Jolene is a London-based illustrator and architect from Singapore.Her architectural background andwork have fuelled an interest in documenting how places and spaces are occupied, which informs her illustrations and vice versa.
Chambre Fluide - Hello Jolene, let’s start talking about your passion for architecture and illustration. When and how did it begin?
Jolene Liam - My dad trained as an architect just as I did, and I grew up surrounded by his abstract paintings of houses. But my love for drawing objects in detail probably comes from my mum – when I was little, we used to make paper dolls together and drew lots of different outfits for them.
A few years ago, I started making drawings which represent spaces solely in terms of the objects within them; floor plans with the architecture itself removed, or visual inventories of these items lined up across the page. This was partly in response to depictions of architecture which avoid the mess and clutter of everyday life – to me how the two come together over time is much more interesting.
CF - Do your drawings come from real spaces, are they a result of your imagination or are they a mix of both? Could you describe your creating process?
JL - So far, they’ve always been based on real spaces, which I’m always trying to find different ways to represent, whether in the form of a dollhouse or as a greeting card. Most of the time these are places close to me, with collections of objects I find interesting. My flat has been a recurring subject in my work as it’s been a great starting point to explore ideas of home and identity.
I usually start by taking photos of spaces that catch my attention, which come in useful as reference images later. Sometimes I start with a rough draft in pencil, especially if it’s a more spatially complex drawing. Most of my work consists of ink drawings using a single pen, which allows me to focus on creating different textures and depths using one medium.
CF - Tell us more about My House at Home.
JL - My House at Home describes the house in Singapore where I grew up, where my parents and sisters still live. It references the original Polly Pocket dolls from the 90’s, a nod to the period where I spent the most time in this house. For me, being there is sometimes a little strange. It is a place that I still think of as home, yet I only visit once or twice a year. Something is slightly different each time I go back, creating a curious disjunction between the familiar and unfamiliar. It makes me think sometimes: if the house from my childhood memories is what I think of as home, then what is this
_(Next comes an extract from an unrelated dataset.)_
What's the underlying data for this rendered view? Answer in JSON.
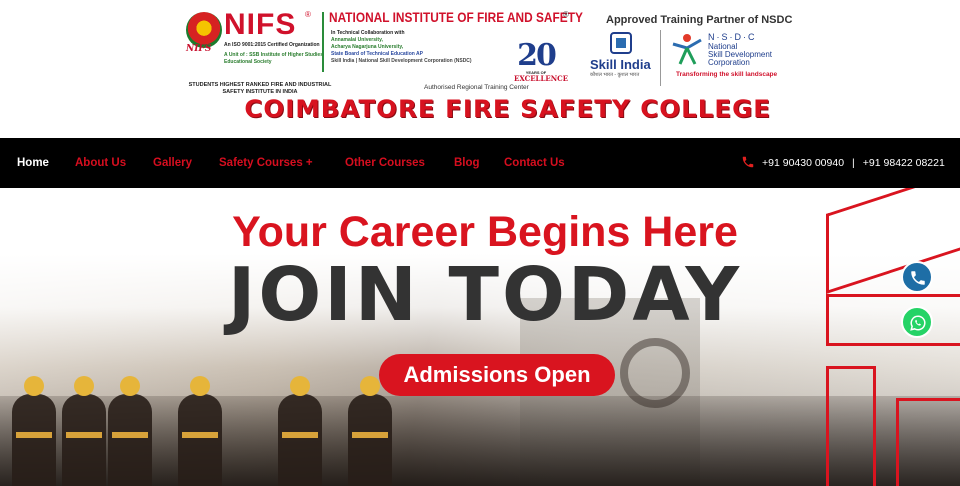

house in its current physical form – almost home but not exactly home? I’ve wondered if this is what anyone experiences when they revisit any place after some time, but heightened when it was/ is home. Maybe when you move away from home, home itself inevitably moves on without you, and your idea of it can never quite catch up, stuck in various points in time.
Through representing my childhood home as a dollhouse that can be opened and closed, these were some of the thoughts and feelings I was hoping to explore and convey.
CF - You are from Singapore and currently living and working in London. How does your identity, background influence your artistic work?
JL - I think that the spaces we live in can say a lot about us – they are an expression of our habits and personalities. I’ve made several drawings of my flat in London, my family home in Singapore, and my grandmother’s home where I spent a lot of time growing up. These have become a way of exploring my relationship to each place, and a description of myself at a particular point in time. In the same way, drawings of my friends’ homes are also portraits that capture how they make a space their own.
So in a sense, it’s not so much that a formed understanding of my identity is driving my work – rather, the work is about me exploring my identity from a specific, personal point of view that hopefully also resonates with other people.